Scan the following data for lines with "title" and state how many there are, as a number only.

GIVEN DATA Start Marker

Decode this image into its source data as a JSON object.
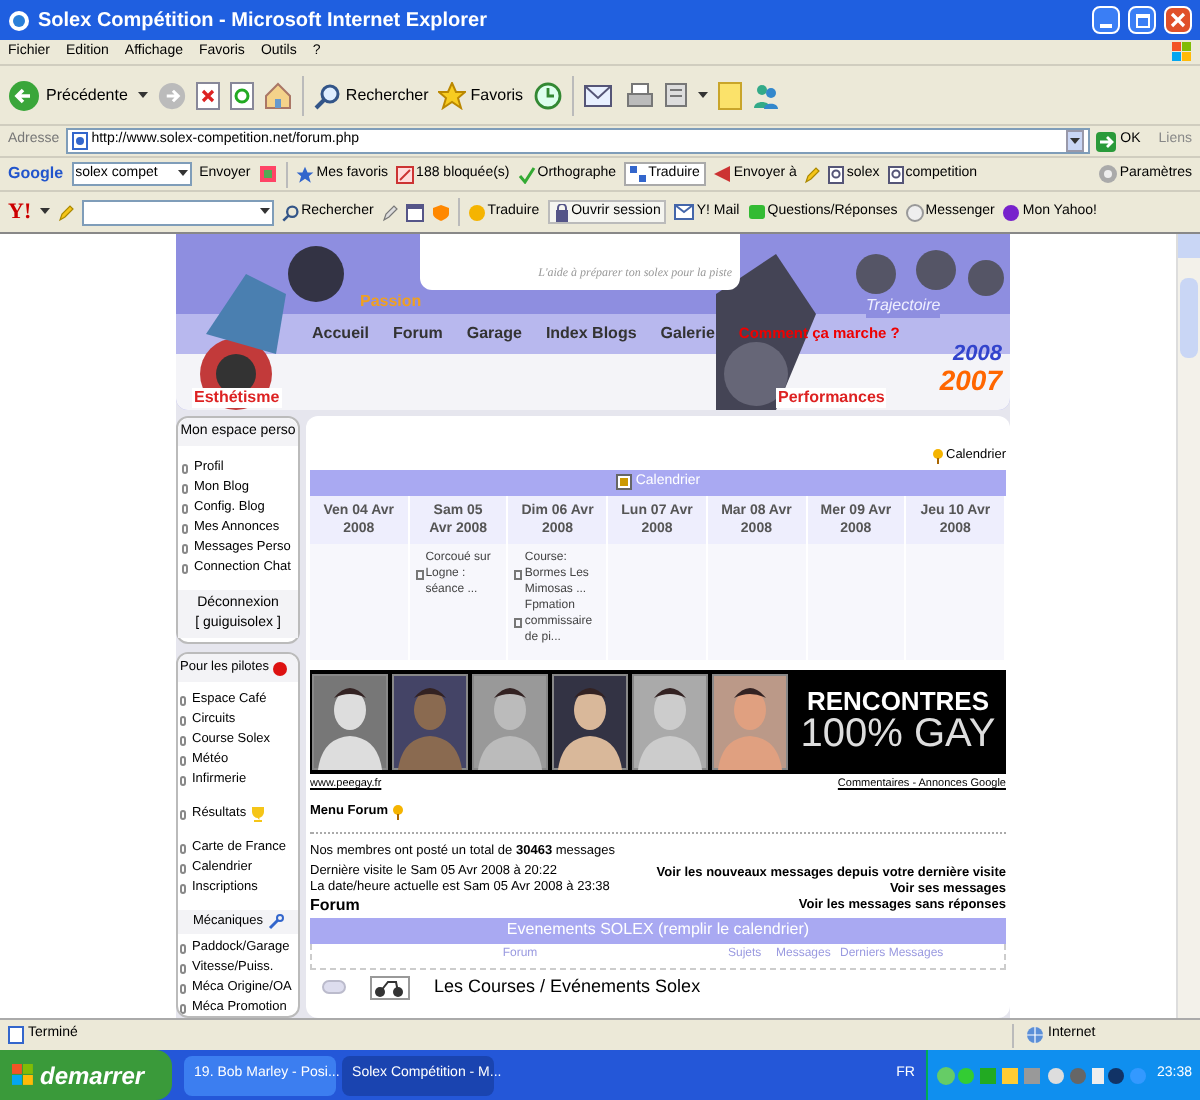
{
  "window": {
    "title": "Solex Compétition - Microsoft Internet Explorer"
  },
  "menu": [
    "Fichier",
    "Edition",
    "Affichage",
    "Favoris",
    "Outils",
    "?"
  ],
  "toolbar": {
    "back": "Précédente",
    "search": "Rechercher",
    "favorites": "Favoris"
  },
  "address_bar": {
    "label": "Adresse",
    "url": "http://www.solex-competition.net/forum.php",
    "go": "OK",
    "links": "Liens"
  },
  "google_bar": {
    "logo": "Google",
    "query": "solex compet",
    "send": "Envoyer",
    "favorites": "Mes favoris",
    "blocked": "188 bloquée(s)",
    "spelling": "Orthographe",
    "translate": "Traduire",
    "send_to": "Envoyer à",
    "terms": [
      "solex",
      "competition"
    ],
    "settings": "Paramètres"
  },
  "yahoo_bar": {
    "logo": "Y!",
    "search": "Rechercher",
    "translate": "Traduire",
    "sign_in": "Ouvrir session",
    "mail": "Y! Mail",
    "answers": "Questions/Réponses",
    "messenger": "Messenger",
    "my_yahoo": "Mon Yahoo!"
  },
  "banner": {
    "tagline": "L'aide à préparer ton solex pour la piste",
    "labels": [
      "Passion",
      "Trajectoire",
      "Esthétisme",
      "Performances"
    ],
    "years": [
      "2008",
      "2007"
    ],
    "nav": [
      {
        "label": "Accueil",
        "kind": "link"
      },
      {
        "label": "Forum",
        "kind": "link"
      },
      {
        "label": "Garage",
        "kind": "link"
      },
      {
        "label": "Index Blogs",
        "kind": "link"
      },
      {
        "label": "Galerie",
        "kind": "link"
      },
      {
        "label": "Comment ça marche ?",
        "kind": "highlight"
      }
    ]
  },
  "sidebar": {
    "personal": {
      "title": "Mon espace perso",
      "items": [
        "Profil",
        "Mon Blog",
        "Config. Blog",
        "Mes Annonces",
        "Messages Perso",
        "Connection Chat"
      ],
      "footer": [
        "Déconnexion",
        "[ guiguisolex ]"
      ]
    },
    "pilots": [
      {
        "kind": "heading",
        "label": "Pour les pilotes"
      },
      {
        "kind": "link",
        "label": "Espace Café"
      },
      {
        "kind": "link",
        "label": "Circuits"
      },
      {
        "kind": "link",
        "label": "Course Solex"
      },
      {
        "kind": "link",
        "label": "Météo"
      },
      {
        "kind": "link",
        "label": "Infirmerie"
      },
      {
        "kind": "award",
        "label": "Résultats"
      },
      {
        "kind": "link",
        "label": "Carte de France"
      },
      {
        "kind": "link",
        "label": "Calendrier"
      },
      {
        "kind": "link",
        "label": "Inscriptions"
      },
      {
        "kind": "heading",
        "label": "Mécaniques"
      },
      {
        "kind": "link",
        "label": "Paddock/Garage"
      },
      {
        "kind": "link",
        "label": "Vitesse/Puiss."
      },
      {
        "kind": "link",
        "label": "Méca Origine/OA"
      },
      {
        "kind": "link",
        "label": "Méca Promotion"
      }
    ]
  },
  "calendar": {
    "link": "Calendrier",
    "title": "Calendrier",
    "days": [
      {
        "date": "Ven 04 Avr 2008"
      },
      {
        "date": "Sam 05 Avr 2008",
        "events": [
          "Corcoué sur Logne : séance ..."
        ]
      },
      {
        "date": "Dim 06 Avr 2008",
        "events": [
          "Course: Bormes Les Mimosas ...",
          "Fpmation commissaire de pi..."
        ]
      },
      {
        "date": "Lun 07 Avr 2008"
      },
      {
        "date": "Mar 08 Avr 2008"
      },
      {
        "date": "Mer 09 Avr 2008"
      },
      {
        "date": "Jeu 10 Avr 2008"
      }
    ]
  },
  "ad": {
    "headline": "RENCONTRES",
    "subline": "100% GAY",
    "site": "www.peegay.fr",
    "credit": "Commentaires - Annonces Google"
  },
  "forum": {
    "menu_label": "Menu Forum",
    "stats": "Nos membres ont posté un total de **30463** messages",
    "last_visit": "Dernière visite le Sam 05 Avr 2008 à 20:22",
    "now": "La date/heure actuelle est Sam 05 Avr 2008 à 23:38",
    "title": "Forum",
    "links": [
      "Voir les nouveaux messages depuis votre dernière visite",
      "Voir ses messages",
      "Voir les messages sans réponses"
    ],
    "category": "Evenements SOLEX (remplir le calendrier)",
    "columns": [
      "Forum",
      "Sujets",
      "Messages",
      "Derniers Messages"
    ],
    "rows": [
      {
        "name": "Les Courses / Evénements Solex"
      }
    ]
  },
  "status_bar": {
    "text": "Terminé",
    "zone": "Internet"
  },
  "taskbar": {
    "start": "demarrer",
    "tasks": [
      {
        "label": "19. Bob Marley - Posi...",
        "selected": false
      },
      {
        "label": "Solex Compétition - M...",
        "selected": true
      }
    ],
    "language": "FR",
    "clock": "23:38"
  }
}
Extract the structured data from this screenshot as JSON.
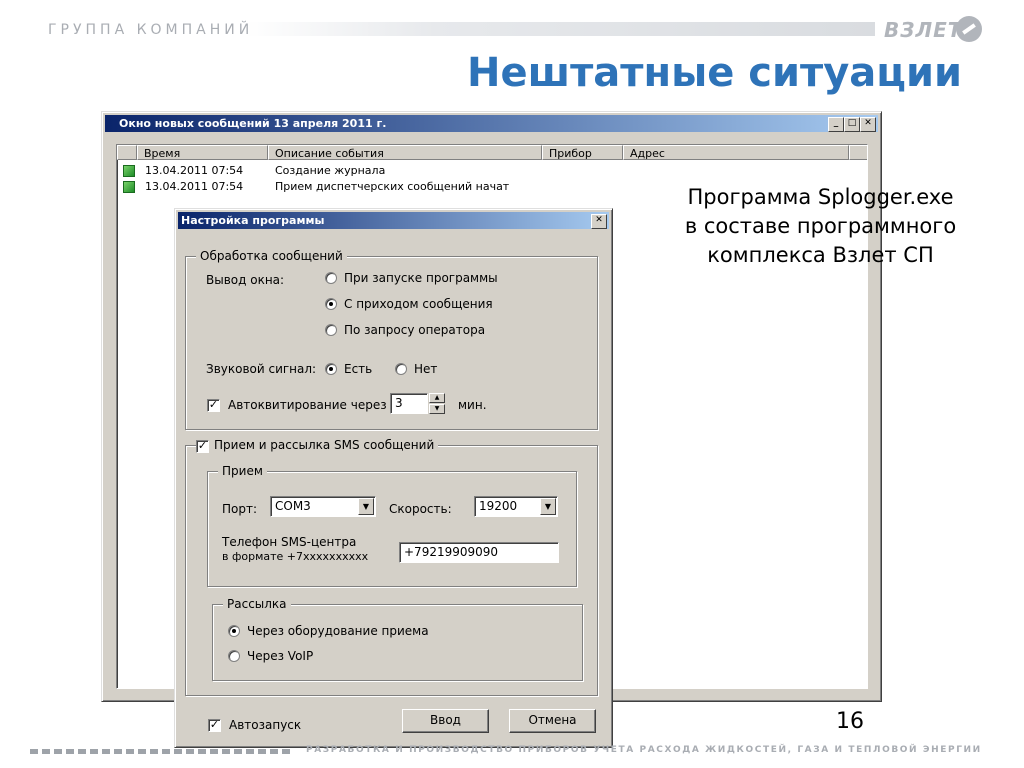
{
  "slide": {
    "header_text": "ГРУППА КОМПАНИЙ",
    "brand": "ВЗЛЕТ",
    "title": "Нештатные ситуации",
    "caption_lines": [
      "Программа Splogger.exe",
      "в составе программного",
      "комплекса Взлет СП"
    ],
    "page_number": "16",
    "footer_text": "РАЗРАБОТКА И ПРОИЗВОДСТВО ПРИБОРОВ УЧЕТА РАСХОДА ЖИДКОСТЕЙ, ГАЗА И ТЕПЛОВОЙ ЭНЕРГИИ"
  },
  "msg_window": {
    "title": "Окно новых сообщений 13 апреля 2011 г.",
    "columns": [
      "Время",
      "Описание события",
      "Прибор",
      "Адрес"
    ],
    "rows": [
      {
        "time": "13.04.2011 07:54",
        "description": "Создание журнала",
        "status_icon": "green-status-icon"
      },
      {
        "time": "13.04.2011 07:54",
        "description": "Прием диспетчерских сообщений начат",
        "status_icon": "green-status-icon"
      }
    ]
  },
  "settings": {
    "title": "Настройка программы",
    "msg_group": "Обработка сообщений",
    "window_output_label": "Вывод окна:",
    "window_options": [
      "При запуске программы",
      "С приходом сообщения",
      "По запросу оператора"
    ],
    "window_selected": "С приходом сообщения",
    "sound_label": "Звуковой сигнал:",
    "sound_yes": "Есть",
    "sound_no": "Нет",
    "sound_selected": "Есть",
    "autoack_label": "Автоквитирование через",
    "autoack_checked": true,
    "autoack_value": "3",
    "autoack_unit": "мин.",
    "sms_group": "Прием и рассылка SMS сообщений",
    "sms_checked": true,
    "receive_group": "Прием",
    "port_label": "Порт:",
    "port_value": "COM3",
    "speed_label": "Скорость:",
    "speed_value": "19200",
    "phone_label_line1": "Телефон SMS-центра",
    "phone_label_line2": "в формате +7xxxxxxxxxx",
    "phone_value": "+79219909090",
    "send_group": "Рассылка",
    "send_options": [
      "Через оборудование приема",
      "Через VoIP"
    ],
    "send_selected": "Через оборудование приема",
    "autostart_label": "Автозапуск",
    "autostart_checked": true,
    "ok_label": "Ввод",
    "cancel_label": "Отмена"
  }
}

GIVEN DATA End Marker

## EXERCISE ANSWER
7